TASK:
When you copy the material below, keep every line exact and drop the pictures.
*** INFORMATION GIVEN
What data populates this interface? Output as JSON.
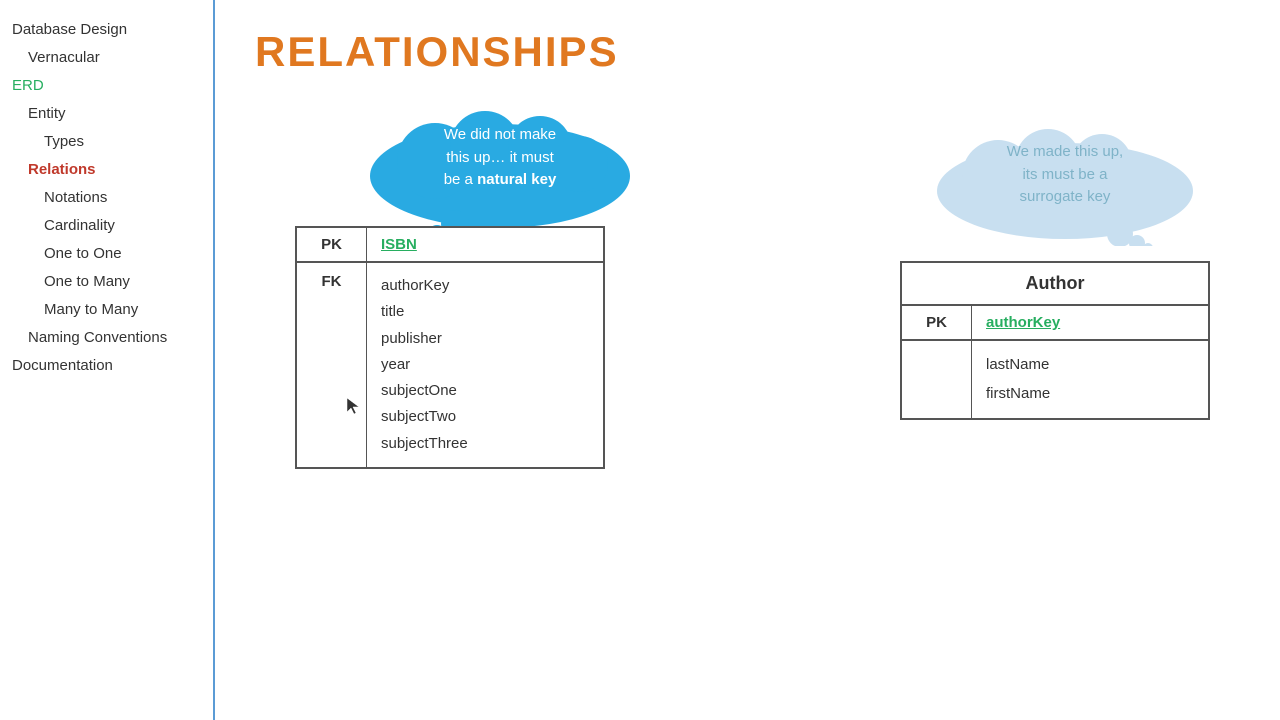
{
  "sidebar": {
    "items": [
      {
        "id": "database-design",
        "label": "Database Design",
        "indent": 0,
        "style": "default"
      },
      {
        "id": "vernacular",
        "label": "Vernacular",
        "indent": 1,
        "style": "default"
      },
      {
        "id": "erd",
        "label": "ERD",
        "indent": 0,
        "style": "green"
      },
      {
        "id": "entity",
        "label": "Entity",
        "indent": 1,
        "style": "default"
      },
      {
        "id": "types",
        "label": "Types",
        "indent": 2,
        "style": "default"
      },
      {
        "id": "relations",
        "label": "Relations",
        "indent": 1,
        "style": "active"
      },
      {
        "id": "notations",
        "label": "Notations",
        "indent": 2,
        "style": "default"
      },
      {
        "id": "cardinality",
        "label": "Cardinality",
        "indent": 2,
        "style": "default"
      },
      {
        "id": "one-to-one",
        "label": "One to One",
        "indent": 3,
        "style": "default"
      },
      {
        "id": "one-to-many",
        "label": "One to Many",
        "indent": 3,
        "style": "default"
      },
      {
        "id": "many-to-many",
        "label": "Many to Many",
        "indent": 3,
        "style": "default"
      },
      {
        "id": "naming-conventions",
        "label": "Naming Conventions",
        "indent": 1,
        "style": "default"
      },
      {
        "id": "documentation",
        "label": "Documentation",
        "indent": 0,
        "style": "default"
      }
    ]
  },
  "page": {
    "title": "RELATIONSHIPS"
  },
  "cloud_left": {
    "text_line1": "We did not make",
    "text_line2": "this up… it must",
    "text_line3_prefix": "be a ",
    "text_line3_bold": "natural key"
  },
  "cloud_right": {
    "text_line1": "We made this up,",
    "text_line2": "its must be a",
    "text_line3": "surrogate key"
  },
  "table_left": {
    "pk_label": "PK",
    "pk_value": "ISBN",
    "fk_label": "FK",
    "fields": [
      "authorKey",
      "title",
      "publisher",
      "year",
      "subjectOne",
      "subjectTwo",
      "subjectThree"
    ]
  },
  "table_right": {
    "title": "Author",
    "pk_label": "PK",
    "pk_value": "authorKey",
    "fields": [
      "lastName",
      "firstName"
    ]
  }
}
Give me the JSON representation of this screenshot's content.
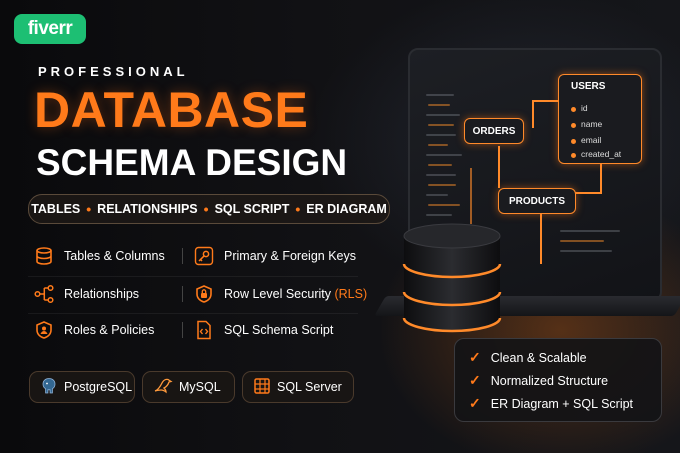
{
  "brand": {
    "logo": "fiverr",
    "color": "#1dbf73"
  },
  "headline": {
    "kicker": "PROFESSIONAL",
    "line1": "DATABASE",
    "line2": "SCHEMA DESIGN"
  },
  "tags": [
    "TABLES",
    "RELATIONSHIPS",
    "SQL SCRIPT",
    "ER DIAGRAM"
  ],
  "features": {
    "left": [
      {
        "label": "Tables & Columns",
        "icon": "database-icon"
      },
      {
        "label": "Relationships",
        "icon": "network-icon"
      },
      {
        "label": "Roles & Policies",
        "icon": "shield-icon"
      }
    ],
    "right": [
      {
        "label": "Primary & Foreign Keys",
        "icon": "key-icon"
      },
      {
        "label": "Row Level Security",
        "suffix": "(RLS)",
        "icon": "lock-shield-icon"
      },
      {
        "label": "SQL Schema Script",
        "icon": "code-file-icon"
      }
    ]
  },
  "databases": [
    {
      "label": "PostgreSQL",
      "icon": "elephant-icon"
    },
    {
      "label": "MySQL",
      "icon": "dolphin-icon"
    },
    {
      "label": "SQL Server",
      "icon": "grid-icon"
    }
  ],
  "diagram": {
    "users": {
      "title": "USERS",
      "fields": [
        "id",
        "name",
        "email",
        "created_at"
      ]
    },
    "orders": "ORDERS",
    "products": "PRODUCTS"
  },
  "benefits": [
    "Clean & Scalable",
    "Normalized Structure",
    "ER Diagram + SQL Script"
  ],
  "colors": {
    "accent": "#ff7a1a",
    "background": "#0b0b0d"
  }
}
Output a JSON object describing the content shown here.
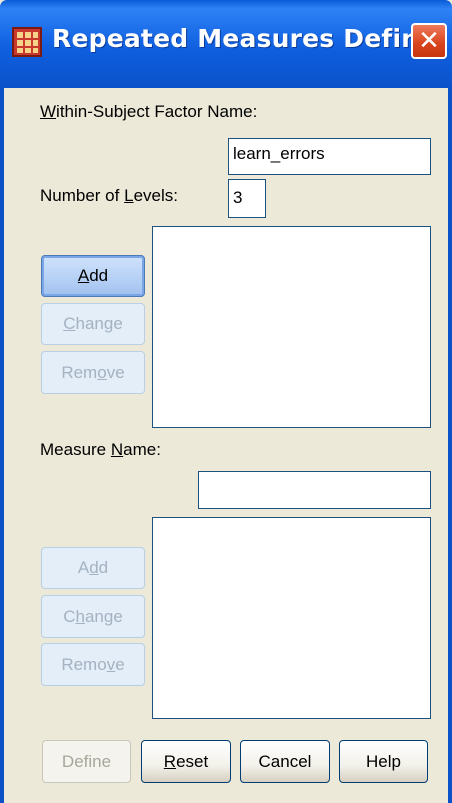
{
  "window": {
    "title": "Repeated Measures Defin...",
    "close_glyph": "✕",
    "icon": "spss-grid-icon",
    "title_bar_color": "#0B52C9"
  },
  "factor": {
    "name_label_mnemonic": "W",
    "name_label_rest": "ithin-Subject Factor Name:",
    "name_value": "learn_errors",
    "levels_label_pre": "Number of ",
    "levels_label_mnemonic": "L",
    "levels_label_post": "evels:",
    "levels_value": "3",
    "add_mnemonic": "A",
    "add_rest": "dd",
    "change_mnemonic": "C",
    "change_rest": "hange",
    "remove_pre": "Rem",
    "remove_mnemonic": "o",
    "remove_post": "ve"
  },
  "measure": {
    "name_label_pre": "Measure ",
    "name_label_mnemonic": "N",
    "name_label_post": "ame:",
    "name_value": "",
    "add_pre": "A",
    "add_mnemonic": "d",
    "add_post": "d",
    "change_pre": "C",
    "change_mnemonic": "h",
    "change_post": "ange",
    "remove_pre": "Remo",
    "remove_mnemonic": "v",
    "remove_post": "e"
  },
  "footer": {
    "define_label": "Define",
    "reset_mnemonic": "R",
    "reset_rest": "eset",
    "cancel_label": "Cancel",
    "help_label": "Help"
  }
}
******
FINISHED TASK:
What data populates this interface? Output as JSON.
{
  "sidebar": {
    "items": [
      {
        "id": "database-design",
        "label": "Database Design",
        "indent": 0,
        "style": "default"
      },
      {
        "id": "vernacular",
        "label": "Vernacular",
        "indent": 1,
        "style": "default"
      },
      {
        "id": "erd",
        "label": "ERD",
        "indent": 0,
        "style": "green"
      },
      {
        "id": "entity",
        "label": "Entity",
        "indent": 1,
        "style": "default"
      },
      {
        "id": "types",
        "label": "Types",
        "indent": 2,
        "style": "default"
      },
      {
        "id": "relations",
        "label": "Relations",
        "indent": 1,
        "style": "active"
      },
      {
        "id": "notations",
        "label": "Notations",
        "indent": 2,
        "style": "default"
      },
      {
        "id": "cardinality",
        "label": "Cardinality",
        "indent": 2,
        "style": "default"
      },
      {
        "id": "one-to-one",
        "label": "One to One",
        "indent": 3,
        "style": "default"
      },
      {
        "id": "one-to-many",
        "label": "One to Many",
        "indent": 3,
        "style": "default"
      },
      {
        "id": "many-to-many",
        "label": "Many to Many",
        "indent": 3,
        "style": "default"
      },
      {
        "id": "naming-conventions",
        "label": "Naming Conventions",
        "indent": 1,
        "style": "default"
      },
      {
        "id": "documentation",
        "label": "Documentation",
        "indent": 0,
        "style": "default"
      }
    ]
  },
  "page": {
    "title": "RELATIONSHIPS"
  },
  "cloud_left": {
    "text_line1": "We did not make",
    "text_line2": "this up… it must",
    "text_line3_prefix": "be a ",
    "text_line3_bold": "natural key"
  },
  "cloud_right": {
    "text_line1": "We made this up,",
    "text_line2": "its must be a",
    "text_line3": "surrogate key"
  },
  "table_left": {
    "pk_label": "PK",
    "pk_value": "ISBN",
    "fk_label": "FK",
    "fields": [
      "authorKey",
      "title",
      "publisher",
      "year",
      "subjectOne",
      "subjectTwo",
      "subjectThree"
    ]
  },
  "table_right": {
    "title": "Author",
    "pk_label": "PK",
    "pk_value": "authorKey",
    "fields": [
      "lastName",
      "firstName"
    ]
  }
}
Give me the JSON representation of this screenshot's content.
{
  "brand": {
    "logo": "fiverr",
    "color": "#1dbf73"
  },
  "headline": {
    "kicker": "PROFESSIONAL",
    "line1": "DATABASE",
    "line2": "SCHEMA DESIGN"
  },
  "tags": [
    "TABLES",
    "RELATIONSHIPS",
    "SQL SCRIPT",
    "ER DIAGRAM"
  ],
  "features": {
    "left": [
      {
        "label": "Tables & Columns",
        "icon": "database-icon"
      },
      {
        "label": "Relationships",
        "icon": "network-icon"
      },
      {
        "label": "Roles & Policies",
        "icon": "shield-icon"
      }
    ],
    "right": [
      {
        "label": "Primary & Foreign Keys",
        "icon": "key-icon"
      },
      {
        "label": "Row Level Security",
        "suffix": "(RLS)",
        "icon": "lock-shield-icon"
      },
      {
        "label": "SQL Schema Script",
        "icon": "code-file-icon"
      }
    ]
  },
  "databases": [
    {
      "label": "PostgreSQL",
      "icon": "elephant-icon"
    },
    {
      "label": "MySQL",
      "icon": "dolphin-icon"
    },
    {
      "label": "SQL Server",
      "icon": "grid-icon"
    }
  ],
  "diagram": {
    "users": {
      "title": "USERS",
      "fields": [
        "id",
        "name",
        "email",
        "created_at"
      ]
    },
    "orders": "ORDERS",
    "products": "PRODUCTS"
  },
  "benefits": [
    "Clean & Scalable",
    "Normalized Structure",
    "ER Diagram + SQL Script"
  ],
  "colors": {
    "accent": "#ff7a1a",
    "background": "#0b0b0d"
  }
}
Output a JSON object describing the content shown here.
{
  "window": {
    "title": "Repeated Measures Defin...",
    "close_glyph": "✕",
    "icon": "spss-grid-icon",
    "title_bar_color": "#0B52C9"
  },
  "factor": {
    "name_label_mnemonic": "W",
    "name_label_rest": "ithin-Subject Factor Name:",
    "name_value": "learn_errors",
    "levels_label_pre": "Number of ",
    "levels_label_mnemonic": "L",
    "levels_label_post": "evels:",
    "levels_value": "3",
    "add_mnemonic": "A",
    "add_rest": "dd",
    "change_mnemonic": "C",
    "change_rest": "hange",
    "remove_pre": "Rem",
    "remove_mnemonic": "o",
    "remove_post": "ve"
  },
  "measure": {
    "name_label_pre": "Measure ",
    "name_label_mnemonic": "N",
    "name_label_post": "ame:",
    "name_value": "",
    "add_pre": "A",
    "add_mnemonic": "d",
    "add_post": "d",
    "change_pre": "C",
    "change_mnemonic": "h",
    "change_post": "ange",
    "remove_pre": "Remo",
    "remove_mnemonic": "v",
    "remove_post": "e"
  },
  "footer": {
    "define_label": "Define",
    "reset_mnemonic": "R",
    "reset_rest": "eset",
    "cancel_label": "Cancel",
    "help_label": "Help"
  }
}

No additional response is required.